■ Given information

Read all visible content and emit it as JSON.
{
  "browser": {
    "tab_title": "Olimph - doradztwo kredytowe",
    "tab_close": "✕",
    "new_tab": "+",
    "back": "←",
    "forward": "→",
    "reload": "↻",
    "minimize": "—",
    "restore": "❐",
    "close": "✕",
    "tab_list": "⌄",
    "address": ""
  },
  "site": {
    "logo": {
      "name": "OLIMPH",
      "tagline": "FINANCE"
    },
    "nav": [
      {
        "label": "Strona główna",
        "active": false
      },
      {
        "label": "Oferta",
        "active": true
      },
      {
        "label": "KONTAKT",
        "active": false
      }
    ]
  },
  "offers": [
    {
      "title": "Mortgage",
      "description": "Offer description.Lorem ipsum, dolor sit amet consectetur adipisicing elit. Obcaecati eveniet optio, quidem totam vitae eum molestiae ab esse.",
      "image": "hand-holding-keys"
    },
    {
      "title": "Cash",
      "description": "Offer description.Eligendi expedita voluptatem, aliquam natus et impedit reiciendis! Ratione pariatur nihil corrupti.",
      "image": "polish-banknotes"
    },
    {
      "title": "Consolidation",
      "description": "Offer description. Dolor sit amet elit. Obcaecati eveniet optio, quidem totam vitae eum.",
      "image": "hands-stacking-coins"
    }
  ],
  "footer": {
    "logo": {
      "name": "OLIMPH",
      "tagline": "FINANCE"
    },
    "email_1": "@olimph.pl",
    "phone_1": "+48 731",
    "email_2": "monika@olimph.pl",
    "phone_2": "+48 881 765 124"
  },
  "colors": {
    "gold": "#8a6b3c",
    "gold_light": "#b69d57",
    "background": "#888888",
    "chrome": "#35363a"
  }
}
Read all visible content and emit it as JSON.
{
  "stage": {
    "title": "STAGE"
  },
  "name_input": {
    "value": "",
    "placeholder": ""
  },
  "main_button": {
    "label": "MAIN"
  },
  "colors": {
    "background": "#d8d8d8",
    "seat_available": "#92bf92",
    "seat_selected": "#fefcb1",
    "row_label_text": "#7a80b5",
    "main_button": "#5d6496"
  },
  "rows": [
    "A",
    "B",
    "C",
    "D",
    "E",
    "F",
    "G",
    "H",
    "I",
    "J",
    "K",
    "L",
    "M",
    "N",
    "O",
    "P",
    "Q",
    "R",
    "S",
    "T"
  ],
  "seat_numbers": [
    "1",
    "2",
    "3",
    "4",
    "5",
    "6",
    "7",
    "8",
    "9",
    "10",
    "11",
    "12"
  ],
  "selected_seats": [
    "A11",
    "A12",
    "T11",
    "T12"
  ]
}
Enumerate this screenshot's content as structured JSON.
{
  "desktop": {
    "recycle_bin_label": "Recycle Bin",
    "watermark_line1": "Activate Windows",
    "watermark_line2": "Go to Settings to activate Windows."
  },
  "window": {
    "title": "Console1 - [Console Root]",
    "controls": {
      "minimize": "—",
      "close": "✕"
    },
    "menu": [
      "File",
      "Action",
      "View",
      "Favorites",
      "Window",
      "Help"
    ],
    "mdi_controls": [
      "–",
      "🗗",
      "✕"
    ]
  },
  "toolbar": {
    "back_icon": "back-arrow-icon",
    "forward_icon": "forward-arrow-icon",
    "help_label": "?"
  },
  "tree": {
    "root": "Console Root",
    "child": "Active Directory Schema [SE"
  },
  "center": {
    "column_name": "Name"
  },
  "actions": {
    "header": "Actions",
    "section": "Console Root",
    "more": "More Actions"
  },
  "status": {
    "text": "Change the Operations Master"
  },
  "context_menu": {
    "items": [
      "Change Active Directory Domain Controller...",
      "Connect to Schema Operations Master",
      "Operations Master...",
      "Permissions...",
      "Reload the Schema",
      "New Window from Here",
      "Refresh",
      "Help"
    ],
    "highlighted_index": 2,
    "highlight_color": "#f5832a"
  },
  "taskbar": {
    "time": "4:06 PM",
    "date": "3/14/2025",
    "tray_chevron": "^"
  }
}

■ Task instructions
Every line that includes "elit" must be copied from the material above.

■ Your solution
      "description": "Offer description.Lorem ipsum, dolor sit amet consectetur adipisicing elit. Obcaecati eveniet optio, quidem totam vitae eum molestiae ab esse.",
      "description": "Offer description. Dolor sit amet elit. Obcaecati eveniet optio, quidem totam vitae eum.",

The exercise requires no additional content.